--- SUPPLIED MATERIAL ---
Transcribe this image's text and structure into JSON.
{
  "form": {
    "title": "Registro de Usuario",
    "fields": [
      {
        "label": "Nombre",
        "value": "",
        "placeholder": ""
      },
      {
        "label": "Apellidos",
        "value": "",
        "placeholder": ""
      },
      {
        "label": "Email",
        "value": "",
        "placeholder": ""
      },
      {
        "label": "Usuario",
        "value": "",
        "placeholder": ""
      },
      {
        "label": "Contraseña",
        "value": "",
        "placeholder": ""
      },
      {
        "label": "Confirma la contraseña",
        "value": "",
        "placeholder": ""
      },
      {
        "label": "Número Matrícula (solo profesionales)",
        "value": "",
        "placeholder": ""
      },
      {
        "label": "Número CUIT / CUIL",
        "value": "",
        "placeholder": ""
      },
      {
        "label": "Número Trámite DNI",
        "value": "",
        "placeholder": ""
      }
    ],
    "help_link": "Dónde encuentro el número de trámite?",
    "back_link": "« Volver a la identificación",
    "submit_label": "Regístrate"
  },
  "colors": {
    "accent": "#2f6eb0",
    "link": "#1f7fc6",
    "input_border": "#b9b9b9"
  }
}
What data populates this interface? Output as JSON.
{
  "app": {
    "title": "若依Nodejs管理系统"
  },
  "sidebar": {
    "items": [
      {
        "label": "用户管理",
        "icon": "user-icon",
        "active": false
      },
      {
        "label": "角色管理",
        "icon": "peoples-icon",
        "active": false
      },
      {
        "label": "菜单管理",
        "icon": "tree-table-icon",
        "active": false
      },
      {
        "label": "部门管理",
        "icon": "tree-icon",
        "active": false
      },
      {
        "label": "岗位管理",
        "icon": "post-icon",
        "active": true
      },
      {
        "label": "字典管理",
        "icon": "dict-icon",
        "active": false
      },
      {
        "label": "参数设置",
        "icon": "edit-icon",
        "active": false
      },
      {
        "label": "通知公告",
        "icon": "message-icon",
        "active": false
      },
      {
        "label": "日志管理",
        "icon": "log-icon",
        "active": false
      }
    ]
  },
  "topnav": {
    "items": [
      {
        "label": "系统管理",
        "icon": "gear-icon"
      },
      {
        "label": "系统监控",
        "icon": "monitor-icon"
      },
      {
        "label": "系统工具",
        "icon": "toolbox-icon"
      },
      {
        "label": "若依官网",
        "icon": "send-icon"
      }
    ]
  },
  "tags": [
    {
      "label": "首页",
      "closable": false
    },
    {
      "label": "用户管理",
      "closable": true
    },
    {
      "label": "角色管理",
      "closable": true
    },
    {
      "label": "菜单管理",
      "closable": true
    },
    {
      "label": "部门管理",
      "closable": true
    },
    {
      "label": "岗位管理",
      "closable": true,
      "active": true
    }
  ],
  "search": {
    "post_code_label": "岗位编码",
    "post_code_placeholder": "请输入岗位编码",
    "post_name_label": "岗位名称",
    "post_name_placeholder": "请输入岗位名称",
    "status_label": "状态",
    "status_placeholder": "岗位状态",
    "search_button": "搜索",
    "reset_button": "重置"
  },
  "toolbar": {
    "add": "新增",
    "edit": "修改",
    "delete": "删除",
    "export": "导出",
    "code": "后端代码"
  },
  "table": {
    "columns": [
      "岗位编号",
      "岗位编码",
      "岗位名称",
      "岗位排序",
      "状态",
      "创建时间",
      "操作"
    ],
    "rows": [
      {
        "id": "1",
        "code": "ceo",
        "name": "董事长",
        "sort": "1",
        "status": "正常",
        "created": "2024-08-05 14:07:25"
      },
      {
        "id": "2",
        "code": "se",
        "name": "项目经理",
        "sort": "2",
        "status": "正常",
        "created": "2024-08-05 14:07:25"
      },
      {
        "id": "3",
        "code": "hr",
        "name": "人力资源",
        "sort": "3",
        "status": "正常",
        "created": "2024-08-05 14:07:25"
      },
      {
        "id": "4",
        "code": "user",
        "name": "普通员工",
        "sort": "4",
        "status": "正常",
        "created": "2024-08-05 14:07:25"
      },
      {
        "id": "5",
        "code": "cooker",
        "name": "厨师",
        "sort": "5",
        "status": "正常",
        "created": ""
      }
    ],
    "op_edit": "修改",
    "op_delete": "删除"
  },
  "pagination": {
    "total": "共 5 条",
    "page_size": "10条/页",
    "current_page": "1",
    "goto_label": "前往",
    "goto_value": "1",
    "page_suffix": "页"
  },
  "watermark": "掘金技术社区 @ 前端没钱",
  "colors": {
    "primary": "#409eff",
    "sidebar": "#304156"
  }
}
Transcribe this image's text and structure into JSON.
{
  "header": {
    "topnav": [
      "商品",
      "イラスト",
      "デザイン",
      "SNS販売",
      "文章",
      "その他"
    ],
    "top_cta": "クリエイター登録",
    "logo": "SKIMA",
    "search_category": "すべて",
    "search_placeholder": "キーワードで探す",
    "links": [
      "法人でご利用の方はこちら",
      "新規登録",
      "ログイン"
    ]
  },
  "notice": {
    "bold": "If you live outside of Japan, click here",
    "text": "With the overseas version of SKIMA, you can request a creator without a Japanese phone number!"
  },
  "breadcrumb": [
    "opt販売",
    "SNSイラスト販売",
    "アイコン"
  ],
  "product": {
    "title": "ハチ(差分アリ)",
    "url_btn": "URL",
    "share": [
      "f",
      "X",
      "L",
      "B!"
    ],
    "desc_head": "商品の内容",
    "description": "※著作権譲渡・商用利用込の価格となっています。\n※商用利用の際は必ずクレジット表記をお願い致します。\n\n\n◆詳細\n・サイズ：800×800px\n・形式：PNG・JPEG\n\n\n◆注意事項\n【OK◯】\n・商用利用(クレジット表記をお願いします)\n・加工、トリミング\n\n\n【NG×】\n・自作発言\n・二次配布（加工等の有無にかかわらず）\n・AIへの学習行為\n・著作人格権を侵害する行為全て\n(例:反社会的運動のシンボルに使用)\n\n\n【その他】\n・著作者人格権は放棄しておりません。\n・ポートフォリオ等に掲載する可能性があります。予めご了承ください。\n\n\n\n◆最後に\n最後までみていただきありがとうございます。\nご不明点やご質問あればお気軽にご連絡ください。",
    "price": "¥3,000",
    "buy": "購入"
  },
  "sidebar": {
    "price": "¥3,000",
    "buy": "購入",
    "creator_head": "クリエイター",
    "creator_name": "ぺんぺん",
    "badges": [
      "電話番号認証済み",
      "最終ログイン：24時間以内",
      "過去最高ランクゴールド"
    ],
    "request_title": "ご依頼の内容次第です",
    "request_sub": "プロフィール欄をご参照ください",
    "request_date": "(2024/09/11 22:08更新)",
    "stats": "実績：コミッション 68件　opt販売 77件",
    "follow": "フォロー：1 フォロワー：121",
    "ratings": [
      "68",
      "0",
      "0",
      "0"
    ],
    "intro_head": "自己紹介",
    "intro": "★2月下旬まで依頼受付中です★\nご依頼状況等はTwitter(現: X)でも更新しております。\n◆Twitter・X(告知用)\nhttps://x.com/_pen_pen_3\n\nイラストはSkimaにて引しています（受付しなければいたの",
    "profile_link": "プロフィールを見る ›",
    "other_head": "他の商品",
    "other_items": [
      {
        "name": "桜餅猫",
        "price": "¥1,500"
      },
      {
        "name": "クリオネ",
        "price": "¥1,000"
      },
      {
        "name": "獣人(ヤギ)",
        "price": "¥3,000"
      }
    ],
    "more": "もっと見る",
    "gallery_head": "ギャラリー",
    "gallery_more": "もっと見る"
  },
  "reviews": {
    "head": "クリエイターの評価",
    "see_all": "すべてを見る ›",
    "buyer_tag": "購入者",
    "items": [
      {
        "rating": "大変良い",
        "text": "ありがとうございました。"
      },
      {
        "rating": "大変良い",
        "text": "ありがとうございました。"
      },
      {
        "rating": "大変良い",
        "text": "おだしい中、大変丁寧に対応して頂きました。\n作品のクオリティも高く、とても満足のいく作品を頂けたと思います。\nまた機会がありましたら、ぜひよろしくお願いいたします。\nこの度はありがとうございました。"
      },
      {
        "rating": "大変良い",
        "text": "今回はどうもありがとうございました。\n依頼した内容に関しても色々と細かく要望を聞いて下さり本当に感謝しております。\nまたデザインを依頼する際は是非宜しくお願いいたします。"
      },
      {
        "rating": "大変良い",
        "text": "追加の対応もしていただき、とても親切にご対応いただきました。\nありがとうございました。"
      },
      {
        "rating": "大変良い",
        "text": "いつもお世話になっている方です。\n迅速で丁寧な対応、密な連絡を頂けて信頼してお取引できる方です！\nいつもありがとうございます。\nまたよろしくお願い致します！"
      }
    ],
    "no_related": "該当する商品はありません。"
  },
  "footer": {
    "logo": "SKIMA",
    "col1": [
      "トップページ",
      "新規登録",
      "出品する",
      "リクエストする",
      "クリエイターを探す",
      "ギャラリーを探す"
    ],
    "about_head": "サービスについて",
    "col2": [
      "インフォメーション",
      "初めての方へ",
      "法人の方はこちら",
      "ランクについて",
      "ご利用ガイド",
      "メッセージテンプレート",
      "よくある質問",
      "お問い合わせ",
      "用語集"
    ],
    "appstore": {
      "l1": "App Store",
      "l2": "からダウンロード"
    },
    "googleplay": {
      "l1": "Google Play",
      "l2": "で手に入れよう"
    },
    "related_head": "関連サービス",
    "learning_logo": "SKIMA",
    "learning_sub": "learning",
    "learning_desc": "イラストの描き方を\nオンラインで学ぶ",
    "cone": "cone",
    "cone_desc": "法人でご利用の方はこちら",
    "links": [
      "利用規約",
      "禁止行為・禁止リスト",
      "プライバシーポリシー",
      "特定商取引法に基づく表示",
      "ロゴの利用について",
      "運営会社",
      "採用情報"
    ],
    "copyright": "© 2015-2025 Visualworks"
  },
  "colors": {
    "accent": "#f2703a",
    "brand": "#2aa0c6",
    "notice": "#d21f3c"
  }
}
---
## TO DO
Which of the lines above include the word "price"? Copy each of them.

## ANSWER SPACE
    "price": "¥3,000",
    "price": "¥3,000",
        "price": "¥1,500"
        "price": "¥1,000"
        "price": "¥3,000"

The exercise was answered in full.